The recently restored Hillingdon Lido was a particular hit. “It has an incredible art deco pavilion, it’s like taking a walk back in time to Miami for the day,” says Jessica.
Jesus Green in Cambridge was another favourite. “It’s amongst the longest lidos in Europe – 100 yards long but just 15 yards wide – and it’s incredible as you’re swimming right next to the river.”
When lidos shut again for the second lockdown at the beginning of November, the Lido Ladies were aghast – especially since the pools had developed effective Covid-proofing systems, with booking apps, one way routes for visitors and lanes for social distancing.
“It was sad,” says Nicola. “I am not a weepy woman, but this time around even I shed a tear. I’d got so fit, I could bang out 2km in 40 minutes. And unfortunately at our age you can lose fitness quite quickly, so the idea of having to rebuild that was disheartening. This time around it didn’t seem to make much sense.”
The future of the lidos was debated in Parliament last month, and the decision taken to reopen them as soon as the lockdown ended. So, on a dark and misty morning last week, The Lido Ladies reopened Charlton Lido, complete with flowery hats and retro swimsuits.
“We were beyond excited,” says Nicola. “Though there’s no decision on whether they will be protected in future spikes.”
Either way, their campaign certainly seems to have struck a chord. “We’ve had messages on Instagram, with a number of comments saying ‘your photos brighten my day’, but also from people who might not have thought about going swimming who have got in the water because of what we’ve been doing,” says Nicola. “I think it’s both about inspiring women of our age to take exercise, but also about being “visible” in midlife.”

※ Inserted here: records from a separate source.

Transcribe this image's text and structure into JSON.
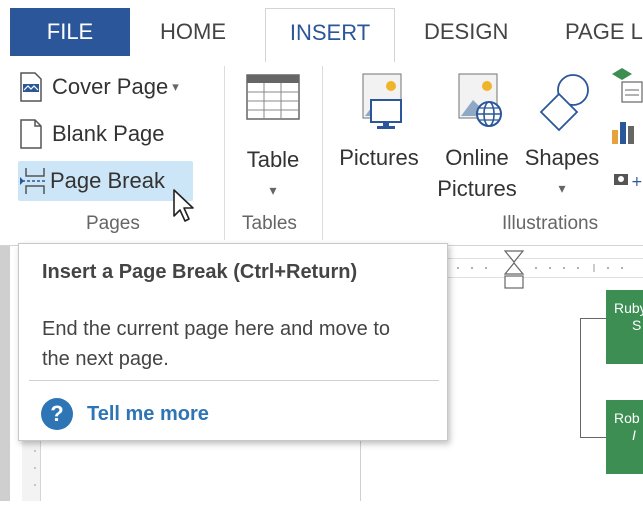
{
  "tabs": {
    "file": "FILE",
    "home": "HOME",
    "insert": "INSERT",
    "design": "DESIGN",
    "page_layout": "PAGE LA"
  },
  "ribbon": {
    "pages": {
      "cover_page": "Cover Page",
      "blank_page": "Blank Page",
      "page_break": "Page Break",
      "group_label": "Pages"
    },
    "tables": {
      "table": "Table",
      "group_label": "Tables"
    },
    "illustrations": {
      "pictures": "Pictures",
      "online_pictures_line1": "Online",
      "online_pictures_line2": "Pictures",
      "shapes": "Shapes",
      "group_label": "Illustrations"
    }
  },
  "tooltip": {
    "title": "Insert a Page Break (Ctrl+Return)",
    "description": "End the current page here and move to the next page.",
    "help_link": "Tell me more"
  },
  "document": {
    "org_box_1_line1": "Ruby",
    "org_box_1_line2": "S",
    "org_box_2_line1": "Rob",
    "org_box_2_line2": "I"
  },
  "colors": {
    "accent": "#2b579a",
    "highlight": "#cde6f7",
    "help_blue": "#2e75b6",
    "org_green": "#3c8e52"
  }
}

Along with maintaining their social media profile, the pair have been busy working on a calendar in aid of the mental health charity MIND, with a suggested donation of £10. The first print run has already sold out and they are doubling output for the second, which they are selling through their Instagram page and in a local deli.
Jessica’s mother survived an operation for her cancer, against the odds, and turned 90 last weekend.
“She’s incredible,” says Jessica. “She’s survived five heart attacks, a triple bypass, leukaemia and colon cancer and she just keeps going.”
“We had a tiny tea party for two to celebrate. If she’s still alive in the summer we’ll celebrate then with a Mad Hatter’s tea party.” They certainly won’t have to look far for a hat.